One answer to a more general question I found most alarming. Although many of those who ‘cast their votes’ said they are still active in the church, the majority of the participants indicated that they feel no longer inspired by their church. That is, indeed, a very serious matter. If a major part of the members no longer feels inspired by the church—by what it has to say and by what it offers its members and those around us—there is no real future for the church.  Is that, when push comes to shove, what is troubling the Adventist Church in the West?

When I ask myself the question whether the church continues to inspire me, I have no unambivalent answer. Some things, fortunately, do, but there are also many things that I experience as dull, uninspiring and sometimes even distasteful. I hang on, and want to do what I can to help turn the tide—together with many others who often feel disappointed by their church but, like me, do not want to give up on it.

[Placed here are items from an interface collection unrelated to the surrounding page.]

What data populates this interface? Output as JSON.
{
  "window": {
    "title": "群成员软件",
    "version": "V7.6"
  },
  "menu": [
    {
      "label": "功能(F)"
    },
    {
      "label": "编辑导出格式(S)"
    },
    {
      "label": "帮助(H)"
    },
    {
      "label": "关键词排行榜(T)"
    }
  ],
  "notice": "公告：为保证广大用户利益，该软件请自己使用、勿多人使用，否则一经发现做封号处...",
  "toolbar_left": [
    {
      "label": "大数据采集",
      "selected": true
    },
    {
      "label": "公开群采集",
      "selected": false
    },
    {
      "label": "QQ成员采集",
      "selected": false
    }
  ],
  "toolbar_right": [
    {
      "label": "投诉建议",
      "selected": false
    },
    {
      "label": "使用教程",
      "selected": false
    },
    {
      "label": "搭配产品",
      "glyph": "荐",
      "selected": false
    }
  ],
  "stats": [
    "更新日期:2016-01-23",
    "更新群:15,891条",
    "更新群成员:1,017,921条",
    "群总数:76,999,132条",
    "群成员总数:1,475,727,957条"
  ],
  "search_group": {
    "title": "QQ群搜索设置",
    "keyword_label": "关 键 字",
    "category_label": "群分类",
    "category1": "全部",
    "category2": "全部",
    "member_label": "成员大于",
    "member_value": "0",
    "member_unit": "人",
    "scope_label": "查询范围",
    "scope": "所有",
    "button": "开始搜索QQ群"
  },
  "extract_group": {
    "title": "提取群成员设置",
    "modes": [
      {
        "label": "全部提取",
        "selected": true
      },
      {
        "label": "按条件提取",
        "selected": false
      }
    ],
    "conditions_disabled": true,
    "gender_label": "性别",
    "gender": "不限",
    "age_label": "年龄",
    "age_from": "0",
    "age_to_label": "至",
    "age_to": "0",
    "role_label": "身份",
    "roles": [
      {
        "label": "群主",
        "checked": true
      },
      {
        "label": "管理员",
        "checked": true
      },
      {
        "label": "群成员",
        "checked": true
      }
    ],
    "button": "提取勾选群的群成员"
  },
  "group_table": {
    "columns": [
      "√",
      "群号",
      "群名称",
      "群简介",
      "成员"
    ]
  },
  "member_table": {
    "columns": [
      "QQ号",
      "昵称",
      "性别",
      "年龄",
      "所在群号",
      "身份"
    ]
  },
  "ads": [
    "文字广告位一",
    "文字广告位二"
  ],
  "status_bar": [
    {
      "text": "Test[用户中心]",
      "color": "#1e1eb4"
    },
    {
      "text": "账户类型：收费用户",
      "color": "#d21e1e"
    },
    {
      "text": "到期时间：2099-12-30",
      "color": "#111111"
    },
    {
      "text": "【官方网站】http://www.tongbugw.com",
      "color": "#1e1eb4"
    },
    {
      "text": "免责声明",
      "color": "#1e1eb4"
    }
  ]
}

How can the church become more inspiring to an increasing number of members who would like to see a different kind of church?  I believe it basically boils down to perhaps five core issues:

  1. We need local churches that provide a warm and welcoming environment, where members and friends of the church feel at home and find a community where they can truly ‘belong’.
  2. It is great to be part of a world-wide movement, but the church is, above everything else, a local community, that must provide space to all who want to belong to it. While being united with regard to some core beliefs, there must be a ‘gracious spaciousness’ to allow for diversity in thought, and there must be room for open discussion. The members must feel they can be who they are, without being judged or criticized.
  3. The church needs the kind of worship, teaching and preaching that, while doing justice to the core of Adventist beliefs, relates to the issues of everyday postmodern life. While we must know what we believe, we must also realize that not all beliefs are equally ‘fundamental’ and that views may (must?) develop over time.
  4. The church can only be true to its calling and inspire if it makes a meaningful contribution to the world around us. We may not be able to be involved with all the issues that are important in our society, but we have convictions that should lead us to choose areas where we can make a real difference.
  5. The church must be a ‘safe’ place, where everyone can feel truly welcome, and where we can bring our friends and others, regardless of their background or orientation, without any fear that they may be looked down upon or worse.

If most local churches would succeed in becoming that kind of community, I am sure I would feel more inspired by my church—and many others with me.